The Government of Wales Act 2006, introduced by the Labour party, moved things forward quite a lot, as did the 2011 referendum in relation to tax-raising powers. The Wales Bill takes us further down the road to what I consider to be the inevitable conclusion, but not far enough for me on tax levying responsibility. I will be blunt about my view: it is a mistake that the Bill requires a referendum before devolving responsibility for levying part of income tax collection to the Welsh Government. That is properly an issue for a general election. The Welsh Government are not financially accountable to the people of Wales until they are responsible for levying a degree of income tax. It is also my personal view that financial accountability through responsibility for income tax is so fundamental to a proper, grown-up National Assembly for Wales and Welsh Government that we should not devolve extra responsibility until this principle is accepted—no financial accountability, no new powers.
The First Minister, and perhaps Labour Members here on the Opposition Benches, do not want financial accountability. How convenient it is to bask in the credit of every spend that the people of Wales approve of and blame the UK Government for every difficult decision needed to bring order to the United Kingdom’s finances. We see the First Minister in Wales scrabbling around for any reason he can come up with to avoid committing to a referendum. First, it was lockstep, which is removed by the Bill. Then it was the Barnett deficit, until it became clear that it is a rather smaller Barnett deficit than we thought. I hear now that air passenger duty might be another reason, and if that is resolved, there will be another one. The reality is that Welsh Labour in Cardiff is desperate to avoid financial accountability. It does not want to be properly financially accountable to the Welsh people.
Elfyn Llwyd (Dwyfor Meirionnydd)
I am following the hon. Gentleman’s argument and thinking about what the Labour spokesman said. When the Silk proposals were being discussed, the First Minister of Wales was adamant he did not want air passenger duty devolved, but suddenly he has woken up and is desperately keen on it. It depends what day of the week we are in.
Glyn Davies (Montgomeryshire)
I would be more encouraged if I thought the day of the week was the reason. I think it is a desperate attempt to find one more hurdle to prevent us from moving towards financial accountability.
During the passage of the Bill, I accepted it would include a commitment to a referendum on devolution of income tax levying powers.
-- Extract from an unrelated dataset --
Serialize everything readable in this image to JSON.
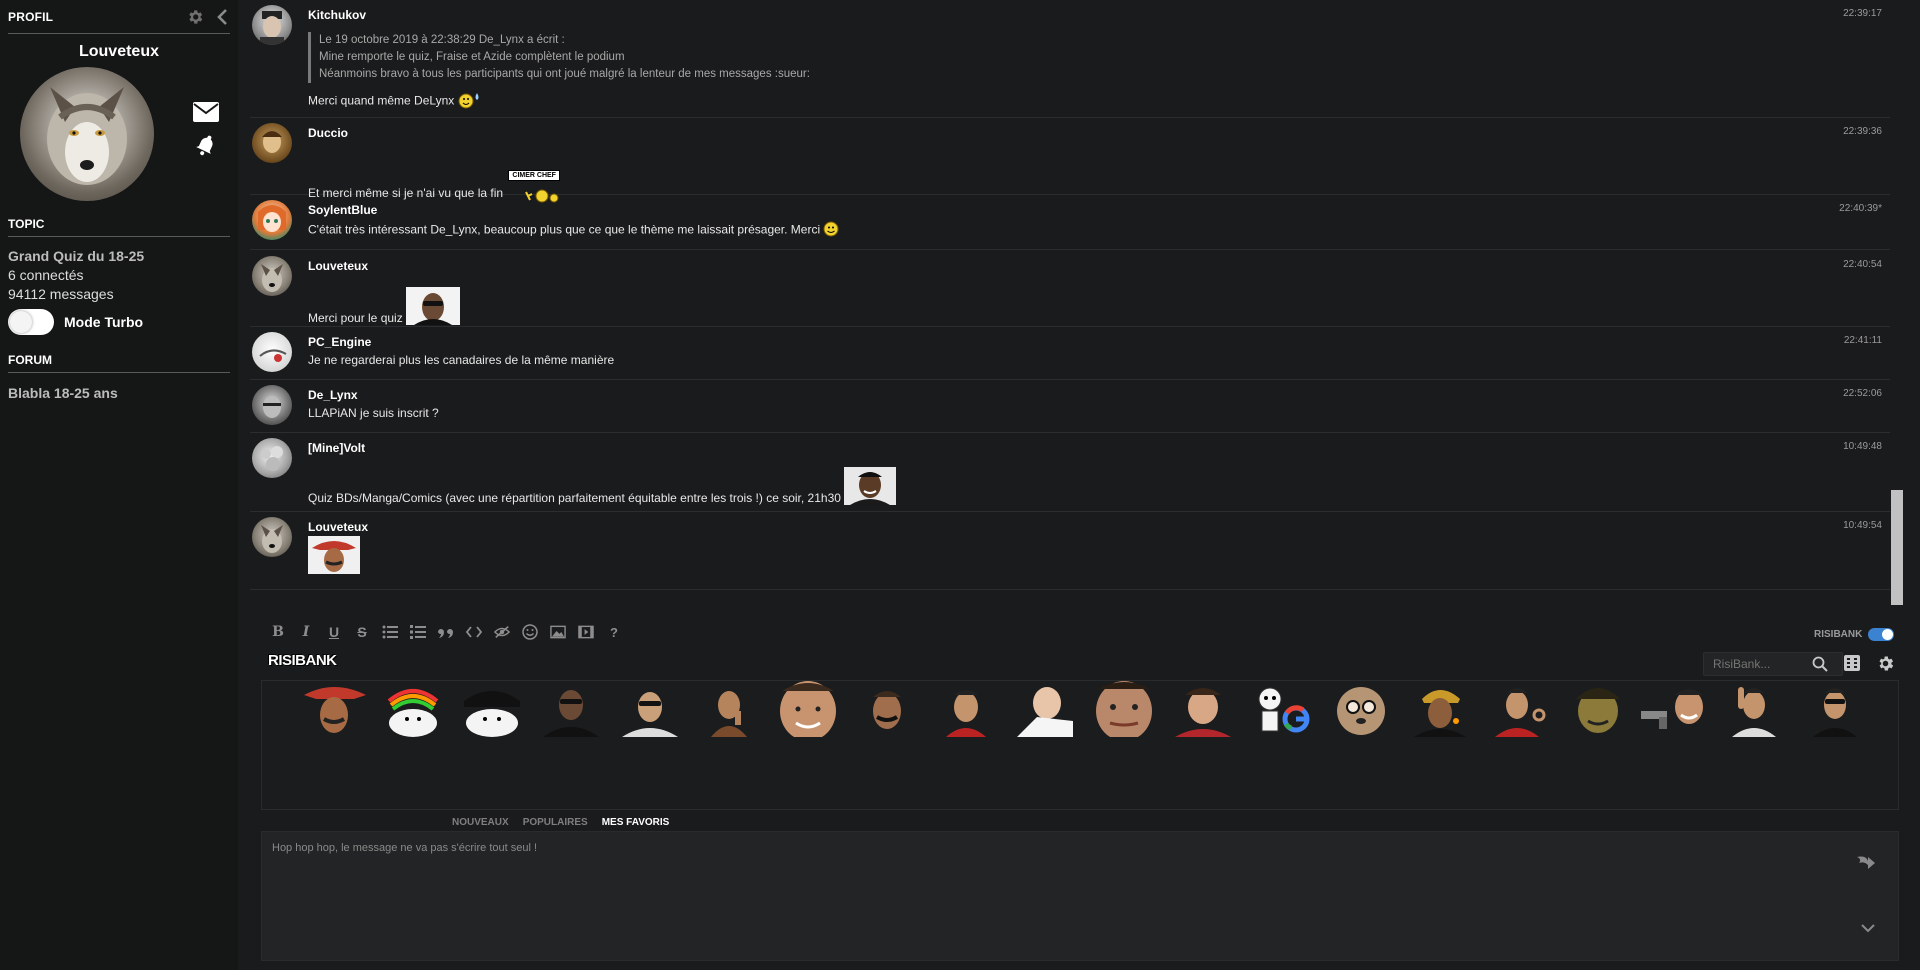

It was a recommendation of the all-party Silk commission, and in 1997 there was a referendum on this issue in Scotland. In my view, however, the Silk commission was wrong, and weak in its recommendation on this point. Devolving income tax powers is not as big a change as is being made out, and it is entirely appropriate that it be decided at a general election; it does not need a referendum. If a Welsh Labour Government acted irresponsibility, which they might well do, they would quickly be turfed out of office. It is much easier to sit in blissful impotence, complaining.
I would like to see manifesto commitments by my party, the Liberal Democrats and Plaid Cymru to revisit this issue, perhaps in a Wales Bill early next Parliament
and before the Assembly elections in 2016, and to devolve income tax. We should put an end to Labour’s easy ride in Wales and make the Welsh Government properly fiscally accountable to the Welsh people. Only then will devolution grow up and reach its inevitable, logical conclusion.